Nye, Lyon counties settle suit with wrongly jailed Vegas performer after Carson City traffic stop
RENO — Two rural Nevada counties have paid $250,000 to settle a lawsuit filed by a former Las Vegas entertainer who was wrongfully jailed for 18 days for a burglary he didn’t commit in a bizarre case of mistaken identity, his lawyer said Wednesday.
Sean Laughlin, 56, filed a lawsuit in U.S. District Court in Reno in October against Nye and Lyon counties accusing them of violating his constitutional due process rights and Nevada law requiring that jailed suspects see a judge within 72 hours.
Laughlin’s ordeal began in December 2016 when a state trooper stopped him for a minor traffic offense in Carson City. A routine warrant check showed a Sean Laughlin was wanted for failing to appear in court for a residential burglary in Pahrump, 385 miles away.

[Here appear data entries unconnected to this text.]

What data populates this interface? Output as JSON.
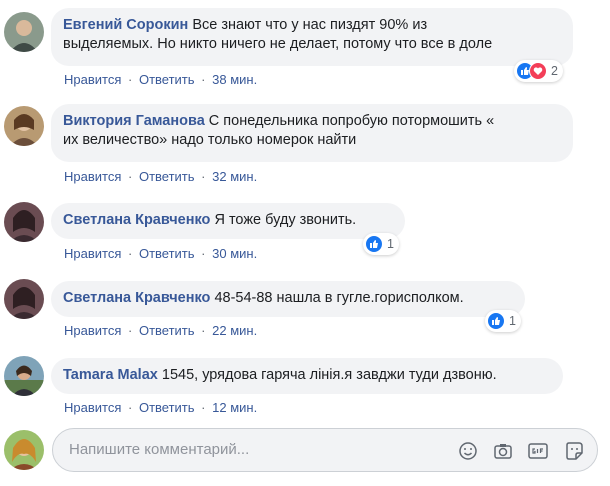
{
  "actions": {
    "like": "Нравится",
    "reply": "Ответить",
    "sep": "·"
  },
  "comments": [
    {
      "author": "Евгений Сорокин",
      "text_line1": "Все знают что у нас пиздят 90% из",
      "text_line2": "выделяемых. Но никто ничего не делает, потому что все в доле",
      "time": "38 мин.",
      "reactions": [
        "like-icon",
        "love-icon"
      ],
      "reaction_count": "2"
    },
    {
      "author": "Виктория Гаманова",
      "text_line1": "С понедельника попробую потормошить «",
      "text_line2": "их величество» надо только номерок найти",
      "time": "32 мин."
    },
    {
      "author": "Светлана Кравченко",
      "text_line1": "Я тоже буду звонить.",
      "time": "30 мин.",
      "reactions": [
        "like-icon"
      ],
      "reaction_count": "1"
    },
    {
      "author": "Светлана Кравченко",
      "text_line1": "48-54-88 нашла в гугле.горисполком.",
      "time": "22 мин.",
      "reactions": [
        "like-icon"
      ],
      "reaction_count": "1"
    },
    {
      "author": "Tamara Malax",
      "text_line1": "1545, урядова гаряча лінія.я завджи туди дзвоню.",
      "time": "12 мин."
    }
  ],
  "composer": {
    "placeholder": "Напишите комментарий...",
    "tools": [
      "emoji-icon",
      "camera-icon",
      "gif-icon",
      "sticker-icon"
    ]
  },
  "colors": {
    "link": "#385898",
    "bubble": "#f2f3f5",
    "like": "#1877f2",
    "love": "#f33e58"
  }
}
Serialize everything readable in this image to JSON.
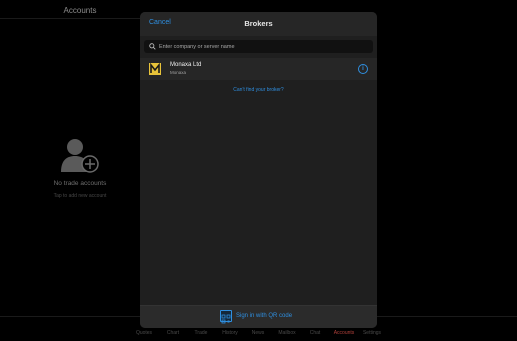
{
  "background": {
    "title": "Accounts",
    "empty_title": "No trade accounts",
    "empty_hint": "Tap to add new account"
  },
  "tabbar": {
    "items": [
      {
        "label": "Quotes",
        "active": false
      },
      {
        "label": "Chart",
        "active": false
      },
      {
        "label": "Trade",
        "active": false
      },
      {
        "label": "History",
        "active": false
      },
      {
        "label": "News",
        "active": false
      },
      {
        "label": "Mailbox",
        "active": false
      },
      {
        "label": "Chat",
        "active": false
      },
      {
        "label": "Accounts",
        "active": true
      },
      {
        "label": "Settings",
        "active": false
      }
    ]
  },
  "modal": {
    "title": "Brokers",
    "cancel_label": "Cancel",
    "search_placeholder": "Enter company or server name",
    "brokers": [
      {
        "name": "Monaxa Ltd",
        "subtitle": "Monaxa",
        "logo_icon": "monaxa-logo"
      }
    ],
    "cant_find_label": "Can't find your broker?",
    "qr_label": "Sign in with QR code"
  },
  "colors": {
    "accent": "#2f8fe0",
    "active_tab": "#b0403a",
    "logo": "#e8c33a"
  }
}
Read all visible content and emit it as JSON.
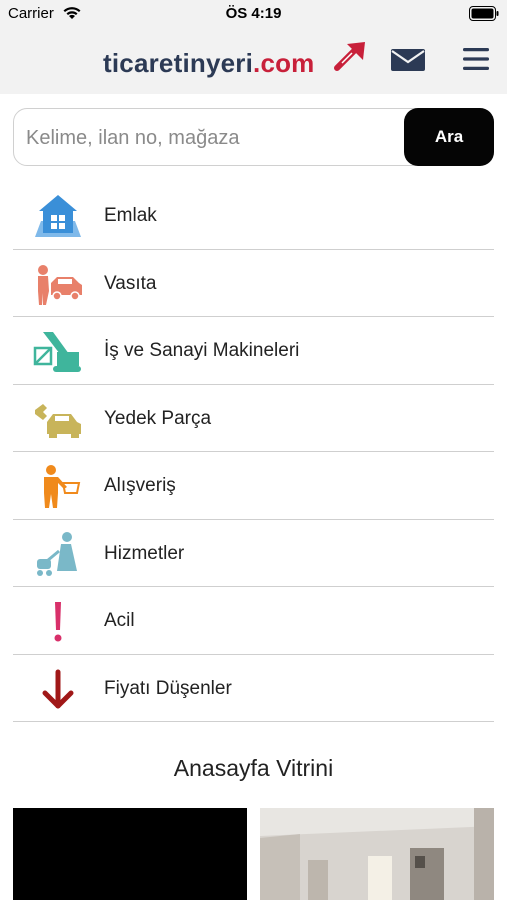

Laughlin insisted he had no criminal record, had never been to Pahrump and had not received a summons. But he was booked into jail where his bail rose as high as $675,000 before he was set free 18 days later with no explanation without ever seeing a lawyer.
The longtime comedian and juggler lost his job on an Australian cruise ship as a result of his incarceration.
Court records show U.S. Magistrate Robert McQuaid Jr. approved the settlement on Feb. 7.
His Reno lawyer, Terri Keyser-Cooper, said Wednesday they have received two separate checks for $125,000 and are “elated” with the outcome.
“Sean certainly deserves it,” she told The Associated Press. “He spent 18 days locked up for something he didn’t do, lost his job with the cruise company — a gig he had had since 1991 — and nearly went out of his mind.”
Lawyers representing the two counties did not immediately respond to requests for comment on Wednesday.
The crime involved stealing jewelry, used women’s clothing, DVDs, camper and an electric screwdriver with a total value of less than $4,000. Throughout his incarceration, Laughlin protested almost daily to deputies, inmates — “anyone who might listen,” the lawsuit said. He eventually became severely depressed and borderline suicidal.
The lawsuit said if he’d been able to go before a judge as required, he could have shown he was the victim of misidentification, had been overseas when the burglary occurred, and never received a summons.